Copy each line below that contains "Address".

[AVAILABLE RECORDS Boundary: Start]

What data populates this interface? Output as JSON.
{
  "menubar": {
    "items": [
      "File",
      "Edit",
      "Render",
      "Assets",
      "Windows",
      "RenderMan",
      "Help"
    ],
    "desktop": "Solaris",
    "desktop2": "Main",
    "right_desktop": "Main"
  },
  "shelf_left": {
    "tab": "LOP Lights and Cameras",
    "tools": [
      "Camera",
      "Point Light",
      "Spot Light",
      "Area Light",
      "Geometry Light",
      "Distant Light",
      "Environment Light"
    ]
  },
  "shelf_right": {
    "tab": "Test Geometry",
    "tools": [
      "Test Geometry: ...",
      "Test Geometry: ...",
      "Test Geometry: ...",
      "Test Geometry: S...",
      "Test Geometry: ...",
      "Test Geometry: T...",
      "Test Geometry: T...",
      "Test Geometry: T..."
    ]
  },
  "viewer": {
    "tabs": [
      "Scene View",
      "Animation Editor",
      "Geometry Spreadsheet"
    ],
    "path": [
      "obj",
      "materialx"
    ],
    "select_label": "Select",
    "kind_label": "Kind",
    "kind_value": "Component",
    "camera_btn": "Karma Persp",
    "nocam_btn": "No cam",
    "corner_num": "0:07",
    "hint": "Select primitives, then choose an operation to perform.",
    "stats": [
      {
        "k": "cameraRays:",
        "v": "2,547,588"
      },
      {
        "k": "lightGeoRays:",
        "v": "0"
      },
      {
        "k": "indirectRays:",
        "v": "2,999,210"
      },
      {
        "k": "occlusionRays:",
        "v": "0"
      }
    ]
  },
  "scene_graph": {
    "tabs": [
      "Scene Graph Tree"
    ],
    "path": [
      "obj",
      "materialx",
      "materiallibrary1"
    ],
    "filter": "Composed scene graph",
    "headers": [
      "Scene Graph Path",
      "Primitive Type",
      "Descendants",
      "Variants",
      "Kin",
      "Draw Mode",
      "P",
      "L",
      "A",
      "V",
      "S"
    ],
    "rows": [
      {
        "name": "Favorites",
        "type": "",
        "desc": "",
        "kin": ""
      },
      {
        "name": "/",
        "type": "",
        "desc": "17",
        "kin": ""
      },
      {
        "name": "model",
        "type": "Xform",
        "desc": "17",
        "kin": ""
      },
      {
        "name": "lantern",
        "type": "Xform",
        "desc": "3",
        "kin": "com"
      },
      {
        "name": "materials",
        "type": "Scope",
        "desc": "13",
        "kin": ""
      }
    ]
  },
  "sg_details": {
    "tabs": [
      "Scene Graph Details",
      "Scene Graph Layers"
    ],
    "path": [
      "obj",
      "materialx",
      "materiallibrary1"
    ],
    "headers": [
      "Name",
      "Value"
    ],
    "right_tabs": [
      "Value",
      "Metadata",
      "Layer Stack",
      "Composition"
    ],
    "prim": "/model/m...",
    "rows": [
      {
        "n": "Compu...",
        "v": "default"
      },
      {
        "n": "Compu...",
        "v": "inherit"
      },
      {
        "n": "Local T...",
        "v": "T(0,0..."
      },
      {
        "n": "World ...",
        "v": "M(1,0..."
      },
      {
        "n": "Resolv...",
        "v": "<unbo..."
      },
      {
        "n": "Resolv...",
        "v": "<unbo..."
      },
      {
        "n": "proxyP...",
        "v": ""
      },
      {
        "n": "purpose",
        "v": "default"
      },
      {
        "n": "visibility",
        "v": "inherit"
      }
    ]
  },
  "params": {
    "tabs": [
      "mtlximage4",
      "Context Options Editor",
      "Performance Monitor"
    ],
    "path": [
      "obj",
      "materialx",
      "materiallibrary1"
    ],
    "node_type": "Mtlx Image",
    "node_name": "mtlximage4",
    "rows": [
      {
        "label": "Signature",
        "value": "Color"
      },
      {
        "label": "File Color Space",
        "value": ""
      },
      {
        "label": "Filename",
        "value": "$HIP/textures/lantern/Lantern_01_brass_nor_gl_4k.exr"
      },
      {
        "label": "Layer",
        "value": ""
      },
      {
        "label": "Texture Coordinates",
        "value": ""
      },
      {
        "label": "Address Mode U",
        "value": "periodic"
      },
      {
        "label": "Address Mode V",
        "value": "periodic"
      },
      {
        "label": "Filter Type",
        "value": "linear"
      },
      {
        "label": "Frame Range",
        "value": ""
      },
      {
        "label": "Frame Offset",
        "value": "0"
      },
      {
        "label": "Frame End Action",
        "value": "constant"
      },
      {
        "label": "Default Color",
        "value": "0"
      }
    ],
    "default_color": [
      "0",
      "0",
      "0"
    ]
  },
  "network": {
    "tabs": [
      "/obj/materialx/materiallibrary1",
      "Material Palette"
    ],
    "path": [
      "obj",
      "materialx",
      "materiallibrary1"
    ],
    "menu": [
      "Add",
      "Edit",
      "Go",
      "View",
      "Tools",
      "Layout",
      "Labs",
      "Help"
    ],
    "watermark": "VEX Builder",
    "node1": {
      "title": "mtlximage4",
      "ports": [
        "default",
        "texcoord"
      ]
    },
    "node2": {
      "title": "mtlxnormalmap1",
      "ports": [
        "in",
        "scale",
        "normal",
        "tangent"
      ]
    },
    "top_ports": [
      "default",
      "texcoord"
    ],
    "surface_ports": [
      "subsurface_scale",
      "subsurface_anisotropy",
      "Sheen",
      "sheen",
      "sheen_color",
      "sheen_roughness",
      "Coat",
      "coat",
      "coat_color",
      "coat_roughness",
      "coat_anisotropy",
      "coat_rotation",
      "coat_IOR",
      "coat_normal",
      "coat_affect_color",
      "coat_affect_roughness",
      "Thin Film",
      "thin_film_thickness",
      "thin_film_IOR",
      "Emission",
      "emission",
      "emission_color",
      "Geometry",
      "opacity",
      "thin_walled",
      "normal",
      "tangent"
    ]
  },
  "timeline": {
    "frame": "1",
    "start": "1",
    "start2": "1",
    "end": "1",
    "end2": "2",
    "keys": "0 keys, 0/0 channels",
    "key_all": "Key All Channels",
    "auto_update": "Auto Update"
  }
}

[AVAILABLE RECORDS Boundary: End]

▶ ANSWER SECTION:
        "label": "Address Mode U",
        "label": "Address Mode V",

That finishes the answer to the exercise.